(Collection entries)
┌──

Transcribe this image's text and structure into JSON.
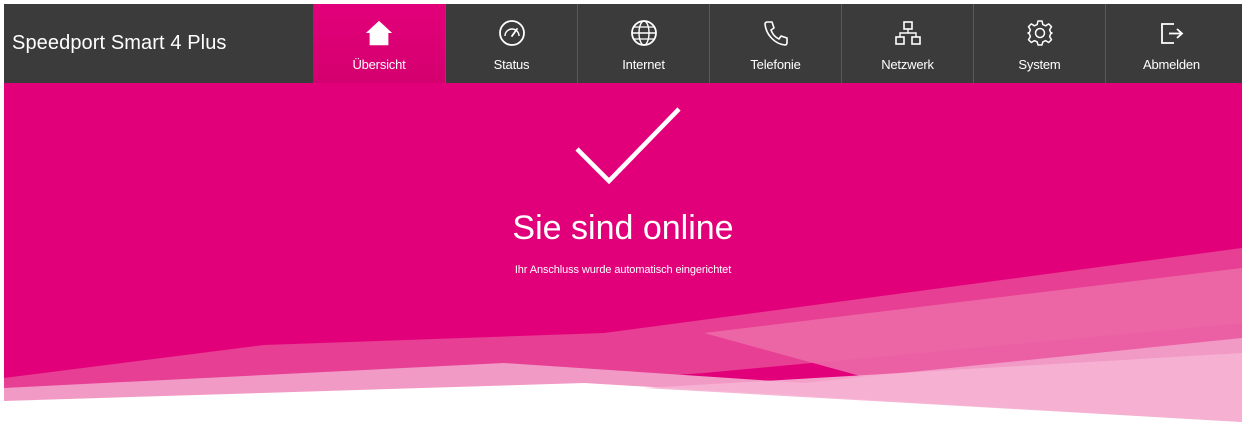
{
  "header": {
    "brand": "Speedport Smart 4 Plus"
  },
  "nav": {
    "items": [
      {
        "label": "Übersicht",
        "icon": "home-icon",
        "active": true
      },
      {
        "label": "Status",
        "icon": "speedometer-icon",
        "active": false
      },
      {
        "label": "Internet",
        "icon": "globe-icon",
        "active": false
      },
      {
        "label": "Telefonie",
        "icon": "phone-icon",
        "active": false
      },
      {
        "label": "Netzwerk",
        "icon": "network-icon",
        "active": false
      },
      {
        "label": "System",
        "icon": "gear-icon",
        "active": false
      },
      {
        "label": "Abmelden",
        "icon": "logout-icon",
        "active": false
      }
    ]
  },
  "hero": {
    "icon": "checkmark-icon",
    "headline": "Sie sind online",
    "subline": "Ihr Anschluss wurde automatisch eingerichtet"
  },
  "colors": {
    "topbar": "#3b3b3b",
    "magenta": "#e2007a",
    "text": "#ffffff"
  }
}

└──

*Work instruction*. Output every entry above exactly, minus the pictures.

*The answer*.
Transcribe this image's text and structure into JSON.
{
  "header": {
    "brand": "Speedport Smart 4 Plus"
  },
  "nav": {
    "items": [
      {
        "label": "Übersicht",
        "icon": "home-icon",
        "active": true
      },
      {
        "label": "Status",
        "icon": "speedometer-icon",
        "active": false
      },
      {
        "label": "Internet",
        "icon": "globe-icon",
        "active": false
      },
      {
        "label": "Telefonie",
        "icon": "phone-icon",
        "active": false
      },
      {
        "label": "Netzwerk",
        "icon": "network-icon",
        "active": false
      },
      {
        "label": "System",
        "icon": "gear-icon",
        "active": false
      },
      {
        "label": "Abmelden",
        "icon": "logout-icon",
        "active": false
      }
    ]
  },
  "hero": {
    "icon": "checkmark-icon",
    "headline": "Sie sind online",
    "subline": "Ihr Anschluss wurde automatisch eingerichtet"
  },
  "colors": {
    "topbar": "#3b3b3b",
    "magenta": "#e2007a",
    "text": "#ffffff"
  }
}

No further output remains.